|Cooperative Classification||Y10T16/131, Y10T428/16, A47G27/045, Y10T428/164, Y10T16/109, A47G27/0481|
|European Classification||A47G27/04C2, A47G27/04D1|
|Dec 9, 1997||AS||Assignment|
Owner name: INTERFACE, INC., GEORGIA
Free format text: ASSIGNMENT OF ASSIGNORS INTEREST;ASSIGNOR:INTERFACE RESEARCH CORPORATION;REEL/FRAME:008839/0394
Effective date: 19970904
|Dec 11, 1997||AS||Assignment|
Owner name: MCDONOUGH BRAUNGART DESIGN CHEMISTRY, L.L.C., VIRG
Free format text: ASSIGNMENT OF ASSIGNORS INTEREST;ASSIGNORS:MCDONOUGH, WILLIAM A.;BRAUNGART, MICHAEL;REEL/FRAME:008849/0003;SIGNING DATES FROM 19970820 TO 19970829
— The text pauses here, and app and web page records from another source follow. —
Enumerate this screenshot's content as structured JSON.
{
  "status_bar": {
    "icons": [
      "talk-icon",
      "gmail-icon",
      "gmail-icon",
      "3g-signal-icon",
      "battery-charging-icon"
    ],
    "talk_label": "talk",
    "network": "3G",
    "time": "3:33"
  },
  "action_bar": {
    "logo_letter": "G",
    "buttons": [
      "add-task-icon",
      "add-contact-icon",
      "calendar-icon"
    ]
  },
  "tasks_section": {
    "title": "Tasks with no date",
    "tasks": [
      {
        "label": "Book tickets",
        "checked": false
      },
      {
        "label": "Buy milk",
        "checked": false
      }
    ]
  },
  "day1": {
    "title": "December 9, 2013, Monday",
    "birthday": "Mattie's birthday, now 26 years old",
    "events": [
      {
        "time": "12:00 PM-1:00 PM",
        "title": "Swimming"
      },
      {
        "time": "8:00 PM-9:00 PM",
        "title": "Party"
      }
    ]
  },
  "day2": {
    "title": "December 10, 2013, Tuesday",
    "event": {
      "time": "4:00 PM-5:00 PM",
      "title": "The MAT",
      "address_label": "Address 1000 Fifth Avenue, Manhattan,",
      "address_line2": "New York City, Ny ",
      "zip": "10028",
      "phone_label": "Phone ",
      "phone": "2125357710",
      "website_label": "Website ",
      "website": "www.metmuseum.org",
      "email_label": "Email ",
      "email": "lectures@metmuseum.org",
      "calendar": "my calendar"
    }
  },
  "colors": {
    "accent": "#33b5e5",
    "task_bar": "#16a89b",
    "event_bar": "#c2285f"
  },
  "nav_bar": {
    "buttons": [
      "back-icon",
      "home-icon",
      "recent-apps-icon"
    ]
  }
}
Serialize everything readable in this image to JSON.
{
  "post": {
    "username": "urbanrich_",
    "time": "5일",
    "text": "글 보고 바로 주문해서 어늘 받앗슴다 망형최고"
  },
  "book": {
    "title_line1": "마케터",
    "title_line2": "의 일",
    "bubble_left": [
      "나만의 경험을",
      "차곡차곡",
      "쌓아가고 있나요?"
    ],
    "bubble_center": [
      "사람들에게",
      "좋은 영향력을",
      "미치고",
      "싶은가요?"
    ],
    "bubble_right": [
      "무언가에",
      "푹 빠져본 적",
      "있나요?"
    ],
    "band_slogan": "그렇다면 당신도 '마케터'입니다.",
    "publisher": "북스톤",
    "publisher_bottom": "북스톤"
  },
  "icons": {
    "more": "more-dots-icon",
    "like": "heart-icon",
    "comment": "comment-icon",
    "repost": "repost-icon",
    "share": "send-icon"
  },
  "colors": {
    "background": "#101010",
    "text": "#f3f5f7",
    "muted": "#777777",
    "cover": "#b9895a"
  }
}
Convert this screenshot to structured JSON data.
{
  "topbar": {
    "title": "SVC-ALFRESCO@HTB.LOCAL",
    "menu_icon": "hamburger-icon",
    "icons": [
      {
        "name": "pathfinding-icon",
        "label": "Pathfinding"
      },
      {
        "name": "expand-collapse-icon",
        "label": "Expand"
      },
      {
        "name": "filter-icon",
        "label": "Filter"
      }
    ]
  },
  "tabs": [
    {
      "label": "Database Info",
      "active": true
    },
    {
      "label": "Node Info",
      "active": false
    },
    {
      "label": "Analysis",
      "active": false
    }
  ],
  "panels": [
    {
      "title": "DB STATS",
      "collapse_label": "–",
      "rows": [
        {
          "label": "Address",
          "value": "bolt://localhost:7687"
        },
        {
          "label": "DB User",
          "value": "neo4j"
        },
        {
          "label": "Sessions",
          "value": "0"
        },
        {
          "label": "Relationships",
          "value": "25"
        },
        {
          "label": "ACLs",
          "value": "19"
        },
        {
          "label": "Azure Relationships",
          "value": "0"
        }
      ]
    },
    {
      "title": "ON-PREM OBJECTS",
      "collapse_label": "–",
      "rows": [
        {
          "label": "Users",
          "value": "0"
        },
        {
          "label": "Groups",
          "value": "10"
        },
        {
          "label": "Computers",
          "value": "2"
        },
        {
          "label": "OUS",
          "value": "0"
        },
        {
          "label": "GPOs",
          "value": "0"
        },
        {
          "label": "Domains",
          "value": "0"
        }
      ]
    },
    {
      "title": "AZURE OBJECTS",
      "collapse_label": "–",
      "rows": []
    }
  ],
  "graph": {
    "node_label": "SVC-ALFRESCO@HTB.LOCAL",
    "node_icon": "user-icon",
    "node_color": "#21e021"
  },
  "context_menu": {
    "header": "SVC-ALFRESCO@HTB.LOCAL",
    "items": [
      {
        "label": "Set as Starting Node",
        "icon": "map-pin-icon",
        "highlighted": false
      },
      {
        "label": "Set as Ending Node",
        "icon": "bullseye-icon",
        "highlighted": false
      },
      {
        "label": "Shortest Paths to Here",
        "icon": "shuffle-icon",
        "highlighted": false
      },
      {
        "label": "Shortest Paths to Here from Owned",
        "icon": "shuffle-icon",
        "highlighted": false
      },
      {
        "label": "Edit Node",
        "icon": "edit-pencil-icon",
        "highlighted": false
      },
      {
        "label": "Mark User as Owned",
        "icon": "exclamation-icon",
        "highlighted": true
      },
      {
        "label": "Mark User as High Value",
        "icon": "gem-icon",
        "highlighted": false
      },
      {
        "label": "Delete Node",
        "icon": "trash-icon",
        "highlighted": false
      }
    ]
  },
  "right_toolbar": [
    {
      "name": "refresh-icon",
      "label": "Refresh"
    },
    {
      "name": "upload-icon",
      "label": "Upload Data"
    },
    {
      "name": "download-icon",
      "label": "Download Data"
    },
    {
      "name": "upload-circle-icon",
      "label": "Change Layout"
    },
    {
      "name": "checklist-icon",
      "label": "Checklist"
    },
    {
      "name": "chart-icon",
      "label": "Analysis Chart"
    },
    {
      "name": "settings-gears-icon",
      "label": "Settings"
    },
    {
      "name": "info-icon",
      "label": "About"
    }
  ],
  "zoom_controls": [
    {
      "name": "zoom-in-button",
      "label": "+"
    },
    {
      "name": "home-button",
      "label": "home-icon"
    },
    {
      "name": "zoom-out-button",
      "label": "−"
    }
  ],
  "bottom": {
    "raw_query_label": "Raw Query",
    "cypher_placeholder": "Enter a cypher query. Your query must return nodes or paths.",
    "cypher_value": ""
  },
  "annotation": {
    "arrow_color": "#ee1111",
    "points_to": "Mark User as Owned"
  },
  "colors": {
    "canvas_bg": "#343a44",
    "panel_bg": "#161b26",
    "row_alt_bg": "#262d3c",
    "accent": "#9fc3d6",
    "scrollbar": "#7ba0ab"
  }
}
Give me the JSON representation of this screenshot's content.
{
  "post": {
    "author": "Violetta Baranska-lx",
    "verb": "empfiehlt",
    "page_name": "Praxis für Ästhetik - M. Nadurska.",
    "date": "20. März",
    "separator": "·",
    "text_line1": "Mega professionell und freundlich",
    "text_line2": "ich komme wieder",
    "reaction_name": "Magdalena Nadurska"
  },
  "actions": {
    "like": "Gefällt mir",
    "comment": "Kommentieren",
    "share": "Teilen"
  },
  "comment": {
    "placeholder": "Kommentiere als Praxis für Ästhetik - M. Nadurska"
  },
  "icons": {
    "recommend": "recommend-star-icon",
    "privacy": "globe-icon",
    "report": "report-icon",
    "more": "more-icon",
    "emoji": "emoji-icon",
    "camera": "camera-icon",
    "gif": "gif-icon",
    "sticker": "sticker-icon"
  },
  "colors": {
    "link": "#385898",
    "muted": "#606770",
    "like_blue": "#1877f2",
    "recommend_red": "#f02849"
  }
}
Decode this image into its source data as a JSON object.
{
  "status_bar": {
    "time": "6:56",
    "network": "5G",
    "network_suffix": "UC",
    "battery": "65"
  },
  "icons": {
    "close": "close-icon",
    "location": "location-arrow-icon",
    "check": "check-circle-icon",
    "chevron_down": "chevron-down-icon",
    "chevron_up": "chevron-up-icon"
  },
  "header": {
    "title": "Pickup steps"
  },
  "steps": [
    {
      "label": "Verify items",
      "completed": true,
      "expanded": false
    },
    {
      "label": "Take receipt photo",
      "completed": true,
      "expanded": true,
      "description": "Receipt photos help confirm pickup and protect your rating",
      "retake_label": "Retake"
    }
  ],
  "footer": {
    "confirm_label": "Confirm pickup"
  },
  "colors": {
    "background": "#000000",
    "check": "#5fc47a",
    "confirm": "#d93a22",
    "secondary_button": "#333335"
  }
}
|Apr 17, 2002||FPAY||Fee payment|
Year of fee payment: 4
|May 7, 2002||REMI||Maintenance fee reminder mailed|
|Jan 9, 2004||AS||Assignment|
Owner name: WACHOVIA BANK, NATIONAL ASSOCIATION, GEORGIA
Free format text: SECURITY INTEREST;ASSIGNOR:INTERFACE, INC.;REEL/FRAME:014910/0414
Effective date: 20031218
Owner name: WACHOVIA BANK, NATIONAL ASSOCIATION,GEORGIA
Free format text: SECURITY INTEREST;ASSIGNOR:INTERFACE, INC.;REEL/FRAME:014910/0414
Effective date: 20031218
|May 10, 2006||REMI||Maintenance fee reminder mailed|
|Oct 20, 2006||LAPS||Lapse for failure to pay maintenance fees|
|Dec 19, 2006||FP||Expired due to failure to pay maintenance fee|
Effective date: 20061020